      Read the rest.

    5. veryretired Says:

      This kind of exemption is standard practice for the congressional pols and their staffs. They have excused themselves from a truckload of rules, regulations, and programs that are good enough for the rest of the peons but simply too complicated or onerous or inconvenient for the ruling elite.

      Any vote for this exemption should be a millstone tied around the pols’ neck during the next electoral cycle for their seat, regardless of party.

      Throw the bums out!

    6. Smock Puppet, 10th Dan Snark Master and Burlesque Entertainer Says:

      }}} Subotai Bahadur

      I generally concur, though you do need a few codicils there. Example: If you are to allow the state to define capital crimes, then clearly those who… ahem… execute the command need to be exempt from laws regarding murder, as it would produce a spiral problem.

      But the exceptions to these can be few and far between, expressly defined ahead of time, and only subject to change by, say, a 3/4ths majority vote from the populace at large, not by the legislators themselves.

      Frankly, if we’re in the process of redefining the system, I’m very intrigued by the notion of RAH that there should be two bodies, one which passes laws only by a 2/3rds supermajority, and one whih REPEALS laws by only a 1/3rd minority… the notion being that if 1/3rd of the populace doesn’t like it, it probably isn’t yet a matter for The Law. I haven’t ever seen a full discussion of the downside to that notion, but it strikes me as an interesting premise to base a governmental system on.

    7. Subotai Bahadur Says:

      Smock Puppet, 10th Dan Snark Master and Burlesque Entertainer Says:
      April 25th, 2013 at 6:11 pm

      I am not averse to strict definitions, but I admit that my train of thought on the capital punishment question was to the effect that “murder” is unlawful killing, and that capital punishment is lawful.

      As far as RAH, with the exception of some of his sexual theorizing, I consider his sayings to be a source of great wisdom.
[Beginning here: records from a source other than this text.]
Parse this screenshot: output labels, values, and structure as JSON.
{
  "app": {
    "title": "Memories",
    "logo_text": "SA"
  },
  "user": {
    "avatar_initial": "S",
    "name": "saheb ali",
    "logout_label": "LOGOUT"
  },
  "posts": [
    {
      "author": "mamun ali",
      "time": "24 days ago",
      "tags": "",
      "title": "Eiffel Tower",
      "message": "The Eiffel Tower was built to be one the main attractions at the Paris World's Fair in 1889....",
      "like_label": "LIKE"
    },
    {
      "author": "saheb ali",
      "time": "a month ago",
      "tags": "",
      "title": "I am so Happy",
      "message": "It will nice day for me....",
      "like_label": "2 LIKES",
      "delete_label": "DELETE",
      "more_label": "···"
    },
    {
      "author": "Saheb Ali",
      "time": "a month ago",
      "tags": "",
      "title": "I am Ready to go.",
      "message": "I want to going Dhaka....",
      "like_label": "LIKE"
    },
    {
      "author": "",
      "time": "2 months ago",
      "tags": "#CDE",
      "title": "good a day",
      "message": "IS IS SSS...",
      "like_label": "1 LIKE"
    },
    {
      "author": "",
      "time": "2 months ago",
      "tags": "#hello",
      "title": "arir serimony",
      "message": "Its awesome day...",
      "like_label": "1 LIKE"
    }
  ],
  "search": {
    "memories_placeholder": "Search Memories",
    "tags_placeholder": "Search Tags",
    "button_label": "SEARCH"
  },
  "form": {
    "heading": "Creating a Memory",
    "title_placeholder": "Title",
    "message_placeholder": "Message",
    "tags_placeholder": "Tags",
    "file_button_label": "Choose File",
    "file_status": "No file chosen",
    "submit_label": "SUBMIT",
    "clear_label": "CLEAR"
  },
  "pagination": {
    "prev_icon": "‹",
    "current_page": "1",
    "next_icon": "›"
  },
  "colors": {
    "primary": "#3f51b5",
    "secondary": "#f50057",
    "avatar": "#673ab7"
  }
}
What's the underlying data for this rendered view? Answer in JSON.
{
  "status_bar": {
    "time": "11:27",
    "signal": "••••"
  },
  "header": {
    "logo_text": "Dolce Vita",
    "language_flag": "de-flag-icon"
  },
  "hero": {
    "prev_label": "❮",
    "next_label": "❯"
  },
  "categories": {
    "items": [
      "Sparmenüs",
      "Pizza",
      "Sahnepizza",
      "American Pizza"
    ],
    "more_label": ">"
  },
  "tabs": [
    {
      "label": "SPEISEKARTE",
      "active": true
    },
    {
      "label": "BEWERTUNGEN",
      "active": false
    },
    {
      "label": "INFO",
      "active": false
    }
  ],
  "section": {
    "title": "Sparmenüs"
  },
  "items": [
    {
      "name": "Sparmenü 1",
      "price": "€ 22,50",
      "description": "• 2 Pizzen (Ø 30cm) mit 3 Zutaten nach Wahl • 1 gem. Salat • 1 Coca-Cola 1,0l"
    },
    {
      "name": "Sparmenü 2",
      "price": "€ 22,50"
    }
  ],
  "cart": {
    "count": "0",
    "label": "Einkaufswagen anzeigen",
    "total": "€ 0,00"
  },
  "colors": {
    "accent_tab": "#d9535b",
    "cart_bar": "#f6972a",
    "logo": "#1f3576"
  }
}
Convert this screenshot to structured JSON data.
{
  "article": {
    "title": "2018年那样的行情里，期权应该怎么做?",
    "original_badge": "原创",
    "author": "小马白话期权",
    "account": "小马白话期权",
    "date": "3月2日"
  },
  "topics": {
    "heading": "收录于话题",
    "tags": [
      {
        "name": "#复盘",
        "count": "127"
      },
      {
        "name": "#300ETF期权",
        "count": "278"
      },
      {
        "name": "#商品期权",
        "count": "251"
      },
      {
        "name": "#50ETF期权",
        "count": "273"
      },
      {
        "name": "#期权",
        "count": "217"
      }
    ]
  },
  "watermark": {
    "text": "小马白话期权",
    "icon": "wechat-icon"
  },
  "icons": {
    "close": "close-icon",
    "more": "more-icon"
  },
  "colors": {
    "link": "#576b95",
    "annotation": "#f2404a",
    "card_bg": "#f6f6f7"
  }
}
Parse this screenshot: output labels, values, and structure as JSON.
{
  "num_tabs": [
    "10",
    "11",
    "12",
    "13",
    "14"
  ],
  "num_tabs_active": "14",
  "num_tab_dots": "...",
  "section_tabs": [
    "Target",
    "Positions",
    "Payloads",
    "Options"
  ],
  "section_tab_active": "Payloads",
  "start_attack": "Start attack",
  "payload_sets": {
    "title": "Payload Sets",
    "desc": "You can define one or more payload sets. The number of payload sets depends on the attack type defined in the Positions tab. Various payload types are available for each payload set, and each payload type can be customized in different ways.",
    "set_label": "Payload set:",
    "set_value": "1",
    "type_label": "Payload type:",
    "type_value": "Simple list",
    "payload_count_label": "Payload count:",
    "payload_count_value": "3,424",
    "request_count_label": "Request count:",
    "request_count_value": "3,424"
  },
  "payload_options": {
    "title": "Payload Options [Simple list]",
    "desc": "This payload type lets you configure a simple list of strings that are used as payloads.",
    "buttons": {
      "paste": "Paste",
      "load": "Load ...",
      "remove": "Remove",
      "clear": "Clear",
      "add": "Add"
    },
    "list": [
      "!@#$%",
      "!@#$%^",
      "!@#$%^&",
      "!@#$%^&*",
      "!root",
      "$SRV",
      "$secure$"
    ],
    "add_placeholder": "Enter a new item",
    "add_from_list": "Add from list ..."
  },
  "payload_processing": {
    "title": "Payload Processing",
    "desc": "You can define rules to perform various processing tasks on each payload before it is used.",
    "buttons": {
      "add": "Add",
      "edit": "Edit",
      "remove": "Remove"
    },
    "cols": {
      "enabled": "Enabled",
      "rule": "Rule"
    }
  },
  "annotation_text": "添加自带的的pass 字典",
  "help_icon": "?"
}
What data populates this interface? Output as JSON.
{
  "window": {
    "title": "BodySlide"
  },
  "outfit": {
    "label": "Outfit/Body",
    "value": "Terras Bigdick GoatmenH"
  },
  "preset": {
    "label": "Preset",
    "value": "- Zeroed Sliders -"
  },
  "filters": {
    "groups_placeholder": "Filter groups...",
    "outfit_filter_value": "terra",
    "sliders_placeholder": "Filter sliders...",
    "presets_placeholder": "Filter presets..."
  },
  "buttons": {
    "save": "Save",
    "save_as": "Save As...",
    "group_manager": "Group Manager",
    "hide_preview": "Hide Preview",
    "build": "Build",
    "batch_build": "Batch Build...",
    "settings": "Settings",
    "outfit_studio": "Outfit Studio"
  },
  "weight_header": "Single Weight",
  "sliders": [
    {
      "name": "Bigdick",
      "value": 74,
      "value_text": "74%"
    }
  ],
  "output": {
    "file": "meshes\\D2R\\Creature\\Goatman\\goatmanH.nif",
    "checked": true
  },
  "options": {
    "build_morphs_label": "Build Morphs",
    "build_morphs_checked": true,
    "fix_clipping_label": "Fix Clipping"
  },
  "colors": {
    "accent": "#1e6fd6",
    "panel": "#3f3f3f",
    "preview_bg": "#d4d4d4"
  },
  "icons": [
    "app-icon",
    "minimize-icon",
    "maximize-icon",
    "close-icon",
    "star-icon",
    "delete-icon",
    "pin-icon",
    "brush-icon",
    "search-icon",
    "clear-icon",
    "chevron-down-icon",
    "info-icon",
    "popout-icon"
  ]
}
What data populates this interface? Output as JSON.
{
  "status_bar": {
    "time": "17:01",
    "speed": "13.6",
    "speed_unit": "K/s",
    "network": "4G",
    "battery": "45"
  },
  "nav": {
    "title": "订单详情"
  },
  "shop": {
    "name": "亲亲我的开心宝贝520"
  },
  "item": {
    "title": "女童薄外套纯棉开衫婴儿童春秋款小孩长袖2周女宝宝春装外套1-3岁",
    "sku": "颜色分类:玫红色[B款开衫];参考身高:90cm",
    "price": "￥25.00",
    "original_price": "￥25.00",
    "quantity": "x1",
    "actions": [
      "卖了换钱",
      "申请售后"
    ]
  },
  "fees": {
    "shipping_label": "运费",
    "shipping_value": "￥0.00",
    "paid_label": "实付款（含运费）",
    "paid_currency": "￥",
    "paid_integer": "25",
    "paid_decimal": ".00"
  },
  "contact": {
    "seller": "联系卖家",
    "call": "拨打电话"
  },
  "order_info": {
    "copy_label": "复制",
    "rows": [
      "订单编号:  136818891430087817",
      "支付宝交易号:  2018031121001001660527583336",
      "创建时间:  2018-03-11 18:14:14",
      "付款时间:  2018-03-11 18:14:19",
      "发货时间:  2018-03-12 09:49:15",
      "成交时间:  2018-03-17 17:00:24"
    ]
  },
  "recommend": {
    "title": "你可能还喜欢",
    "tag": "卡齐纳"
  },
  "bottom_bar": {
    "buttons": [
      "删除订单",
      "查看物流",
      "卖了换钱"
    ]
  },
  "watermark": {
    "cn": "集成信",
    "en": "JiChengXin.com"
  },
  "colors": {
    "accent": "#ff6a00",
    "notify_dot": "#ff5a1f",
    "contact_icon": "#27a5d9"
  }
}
A House of Repeal would be a start in slashing the jungle of laws down to size.

      Subotai Bahadur

    8. renminbi Says:

      Let those who pay taxes and don’t work for the government, sit on special panels which can nullify laws,abolish gov’t agencies, impound money that has been appropriated unwisely and send it back to the treasury. And also remove any gov’t employee who doesn’t understand that he is servant of the public. This would be genuinely democratic as opposed to the fraud we have now.